The security holes, which according to Schneider Electric are ActiveX Control vulnerabilities, were discovered by researchers Ariele Caltabiano, Andrea Micalizzi, and Brian Gorenc, and reported through HP’s Zero Day Initiative (ZDI). Successful exploitation could allow a remote attacker to execute arbitrary code.
Three of the flaws (CVE-2014-8513, CVE-2014-8514, and CVE-2014-9188) are related to the MetaDraw ActiveX Control, a component designed for layout and manipulation.

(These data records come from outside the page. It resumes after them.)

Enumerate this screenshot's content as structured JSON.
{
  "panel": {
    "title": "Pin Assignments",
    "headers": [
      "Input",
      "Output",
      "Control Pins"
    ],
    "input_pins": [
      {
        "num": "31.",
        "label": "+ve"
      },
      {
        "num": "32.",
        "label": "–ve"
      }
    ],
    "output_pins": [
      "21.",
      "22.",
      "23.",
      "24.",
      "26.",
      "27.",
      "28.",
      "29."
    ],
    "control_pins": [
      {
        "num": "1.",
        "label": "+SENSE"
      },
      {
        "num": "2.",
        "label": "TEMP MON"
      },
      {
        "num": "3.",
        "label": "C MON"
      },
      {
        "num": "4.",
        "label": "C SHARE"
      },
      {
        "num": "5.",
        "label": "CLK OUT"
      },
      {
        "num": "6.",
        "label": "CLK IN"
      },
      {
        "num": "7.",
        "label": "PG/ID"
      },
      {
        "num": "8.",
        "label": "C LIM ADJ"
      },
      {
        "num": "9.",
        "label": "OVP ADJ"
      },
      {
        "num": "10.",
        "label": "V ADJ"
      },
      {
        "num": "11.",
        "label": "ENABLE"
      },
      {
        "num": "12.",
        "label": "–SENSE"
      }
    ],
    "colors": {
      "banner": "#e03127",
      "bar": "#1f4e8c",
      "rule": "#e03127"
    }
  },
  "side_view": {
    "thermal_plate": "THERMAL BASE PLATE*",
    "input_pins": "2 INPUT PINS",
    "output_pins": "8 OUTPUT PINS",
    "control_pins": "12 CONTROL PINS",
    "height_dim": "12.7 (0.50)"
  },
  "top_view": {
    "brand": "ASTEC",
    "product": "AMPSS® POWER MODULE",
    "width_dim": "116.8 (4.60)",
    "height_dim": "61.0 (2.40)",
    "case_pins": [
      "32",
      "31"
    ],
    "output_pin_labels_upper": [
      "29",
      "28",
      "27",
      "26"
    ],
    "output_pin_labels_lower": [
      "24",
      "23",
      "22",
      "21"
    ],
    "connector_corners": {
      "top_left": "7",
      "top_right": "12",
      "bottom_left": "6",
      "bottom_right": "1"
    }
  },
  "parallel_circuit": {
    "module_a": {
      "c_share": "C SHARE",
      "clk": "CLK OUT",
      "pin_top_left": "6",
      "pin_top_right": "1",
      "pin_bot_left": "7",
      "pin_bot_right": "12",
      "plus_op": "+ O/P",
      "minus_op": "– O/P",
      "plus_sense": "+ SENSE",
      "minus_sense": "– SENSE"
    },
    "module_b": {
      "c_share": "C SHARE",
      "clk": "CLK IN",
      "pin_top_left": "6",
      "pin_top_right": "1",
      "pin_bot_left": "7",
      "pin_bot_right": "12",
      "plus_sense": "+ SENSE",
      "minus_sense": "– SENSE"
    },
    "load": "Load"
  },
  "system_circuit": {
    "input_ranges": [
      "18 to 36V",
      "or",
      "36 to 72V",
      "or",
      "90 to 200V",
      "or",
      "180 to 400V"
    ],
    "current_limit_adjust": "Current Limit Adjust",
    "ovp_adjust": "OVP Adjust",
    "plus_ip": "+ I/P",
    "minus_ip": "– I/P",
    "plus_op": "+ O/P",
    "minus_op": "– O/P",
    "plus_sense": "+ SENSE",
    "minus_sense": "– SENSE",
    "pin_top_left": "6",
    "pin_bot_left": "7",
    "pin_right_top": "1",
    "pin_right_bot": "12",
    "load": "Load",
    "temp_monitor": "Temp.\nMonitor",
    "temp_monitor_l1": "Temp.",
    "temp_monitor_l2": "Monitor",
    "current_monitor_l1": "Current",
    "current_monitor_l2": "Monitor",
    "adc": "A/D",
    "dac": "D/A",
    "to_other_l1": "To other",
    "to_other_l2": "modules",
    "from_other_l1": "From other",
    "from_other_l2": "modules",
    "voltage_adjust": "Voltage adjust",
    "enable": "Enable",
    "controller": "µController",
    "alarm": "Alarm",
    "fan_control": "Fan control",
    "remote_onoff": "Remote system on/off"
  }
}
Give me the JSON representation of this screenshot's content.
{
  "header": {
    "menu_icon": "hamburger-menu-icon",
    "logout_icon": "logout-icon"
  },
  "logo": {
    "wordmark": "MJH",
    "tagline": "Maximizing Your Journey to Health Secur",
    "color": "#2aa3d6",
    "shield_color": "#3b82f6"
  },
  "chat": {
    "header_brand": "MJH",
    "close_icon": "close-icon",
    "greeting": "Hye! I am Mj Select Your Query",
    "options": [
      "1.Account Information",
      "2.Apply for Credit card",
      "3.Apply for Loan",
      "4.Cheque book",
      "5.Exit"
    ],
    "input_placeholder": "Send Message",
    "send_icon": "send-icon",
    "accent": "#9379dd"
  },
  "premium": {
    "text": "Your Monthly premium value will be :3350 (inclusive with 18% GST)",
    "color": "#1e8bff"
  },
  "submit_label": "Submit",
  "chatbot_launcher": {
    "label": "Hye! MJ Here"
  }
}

The “MDraw30.ocx” control can be initialized and called by malicious scripts potentially causing buffer overflows, which could lead to remote code execution, ICS-CERT said.
Two other vulnerabilities (CVE-2014-8511 and CVE-2014-8512) are related to the “Atx45.ocx” control, which can also be initialized and called by malicious scripts. This can cause a buffer overflow that could allow an attacker to execute arbitrary code. A CVSS v2 base score of 10.0 has been assigned to all the flaws.
The vulnerabilities can be exploited even by an attacker with a low skill level. However, ICS-CERT says there’s no evidence that they are being exploited in the wild.
The bugs affect version 6.0.1 and earlier of the ProClima software package. The issues have been addressed by Schneider Electric with the release of ProClima 6.1.7. Users are advised to install the latest release, but not before uninstalling the current version.
As always, ICS-CERT advises organizations that use ProClima to minimize the network exposure of control systems and devices, and isolate them from the Internet. For cases where remote access is required, the use of virtual private networks (VPNs) is highly recommended.
Since Schneider Electric’s products are widely deployed, they are targeted by many researchers who specialize in ICS security. In September, ICS-CERT reported that an expert had identified three security holes in the Schneider Electric SCADA Expert ClearSCADA solution. In October, a total of 22 Schneider Electric products were found to be vulnerable due to an issue in their Web human-machine interface (HMI).